 Baseline study intended to establish natural sea lice levels on juvenile salmon  David Rolston, Bart Proctor  Salmon farms and sea lice: A baseline report on the incidence of sea lice on juvenile salmonids on British Columbia’s North Coast  2003

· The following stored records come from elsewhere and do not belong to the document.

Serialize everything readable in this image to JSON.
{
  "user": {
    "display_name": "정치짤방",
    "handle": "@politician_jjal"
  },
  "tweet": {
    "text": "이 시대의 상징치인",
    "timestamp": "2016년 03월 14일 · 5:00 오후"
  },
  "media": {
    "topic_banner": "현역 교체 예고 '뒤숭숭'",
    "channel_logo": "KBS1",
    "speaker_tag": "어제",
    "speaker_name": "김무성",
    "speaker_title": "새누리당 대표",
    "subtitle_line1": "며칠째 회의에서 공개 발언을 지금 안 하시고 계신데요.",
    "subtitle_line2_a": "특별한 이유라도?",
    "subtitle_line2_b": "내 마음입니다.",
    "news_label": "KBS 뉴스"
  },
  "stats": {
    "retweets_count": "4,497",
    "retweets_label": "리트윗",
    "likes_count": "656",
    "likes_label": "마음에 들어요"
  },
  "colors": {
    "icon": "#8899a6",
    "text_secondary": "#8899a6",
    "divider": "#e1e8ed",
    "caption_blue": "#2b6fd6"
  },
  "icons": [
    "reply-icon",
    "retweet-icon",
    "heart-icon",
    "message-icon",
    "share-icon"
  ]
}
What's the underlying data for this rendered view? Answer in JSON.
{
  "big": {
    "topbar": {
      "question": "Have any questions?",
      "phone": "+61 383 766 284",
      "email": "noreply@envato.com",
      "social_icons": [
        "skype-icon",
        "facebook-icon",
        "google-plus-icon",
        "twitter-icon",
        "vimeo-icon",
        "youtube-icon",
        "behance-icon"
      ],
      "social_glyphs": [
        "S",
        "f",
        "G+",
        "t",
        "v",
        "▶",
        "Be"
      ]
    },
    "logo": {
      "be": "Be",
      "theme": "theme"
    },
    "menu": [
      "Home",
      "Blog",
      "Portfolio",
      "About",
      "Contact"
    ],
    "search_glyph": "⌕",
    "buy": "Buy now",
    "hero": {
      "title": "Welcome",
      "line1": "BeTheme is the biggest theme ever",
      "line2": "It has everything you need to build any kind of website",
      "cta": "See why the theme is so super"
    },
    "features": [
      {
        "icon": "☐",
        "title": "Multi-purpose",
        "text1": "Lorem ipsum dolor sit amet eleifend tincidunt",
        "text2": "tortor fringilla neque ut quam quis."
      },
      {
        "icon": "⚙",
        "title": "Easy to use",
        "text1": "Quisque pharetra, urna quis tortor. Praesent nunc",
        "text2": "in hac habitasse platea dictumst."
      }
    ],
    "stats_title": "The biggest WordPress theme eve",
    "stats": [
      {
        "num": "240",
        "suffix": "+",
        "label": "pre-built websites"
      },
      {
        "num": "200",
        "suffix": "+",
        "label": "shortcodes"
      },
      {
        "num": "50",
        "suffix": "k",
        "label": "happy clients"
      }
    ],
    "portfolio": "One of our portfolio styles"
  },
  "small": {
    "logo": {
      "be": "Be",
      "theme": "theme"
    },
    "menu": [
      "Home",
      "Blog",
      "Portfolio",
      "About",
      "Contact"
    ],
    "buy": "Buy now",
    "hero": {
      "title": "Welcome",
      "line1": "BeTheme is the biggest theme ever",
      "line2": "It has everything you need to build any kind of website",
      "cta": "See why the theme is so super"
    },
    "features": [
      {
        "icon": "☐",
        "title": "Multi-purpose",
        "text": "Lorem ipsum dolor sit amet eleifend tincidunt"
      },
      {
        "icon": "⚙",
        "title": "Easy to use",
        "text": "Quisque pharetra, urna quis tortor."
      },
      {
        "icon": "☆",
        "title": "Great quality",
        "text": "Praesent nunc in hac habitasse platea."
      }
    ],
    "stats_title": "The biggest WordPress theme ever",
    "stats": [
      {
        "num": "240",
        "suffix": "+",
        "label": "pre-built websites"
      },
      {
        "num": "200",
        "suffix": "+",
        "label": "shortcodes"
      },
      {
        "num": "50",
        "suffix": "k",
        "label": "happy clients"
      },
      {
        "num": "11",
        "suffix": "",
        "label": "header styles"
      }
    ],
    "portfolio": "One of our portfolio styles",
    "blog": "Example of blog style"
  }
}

Summary Author Paper Date
 Closed containment systems offer possibilities of rearing Atlantic salmon under controlled conditions at high densities. They offer possibilities for optimising growth conditions for fish. However, comparatively high production cost of maintaining water quality may preclude competition with conventional cage rearing systems.  Helgi Thoraransen, Anthony P. Farrell  The biological requirements for post-smolt Atlantic salmon in closed-containment systems  2011
 Closed-containment systems on land could be viable but would require a lot of water and electricity  Andrew S. Wright, Nasim Arianpoo  Technologies for viable salmon aquaculture: An examination of land-based closed-containment aquaculture  2010
 Economic analysis of closed containment systems shows they are not economically feasible  David Boulet, Alistair Struthers, Eric Gilbert  Feasibility study of closed-containment options for the British Columbia aquaculture industry  2010
 Overview of the technologies and requirements of RAS systems  Nigel Timmons, Michael B. Timmons, James M. Ebeling  Recirculating Aquaculture System (RAS) Technologies  2006

Examining the science behind salmon farming

Fish Farming In Beautiful British Columbia

To teach the general public about salmon farms

Alaska salmon's Blog

Salmon Farming and Ranching in Alaska

Transition Times

Writing to Right the World // by Jennifer Browdy

Watts Up With That?

The world's most viewed site on global warming and climate change

Salmon Farm Science

Examining the science behind salmon farming

All the junk that’s fit to debunk.


Protesting the not so peaceful protesters on Vancouver Island

%d bloggers like this: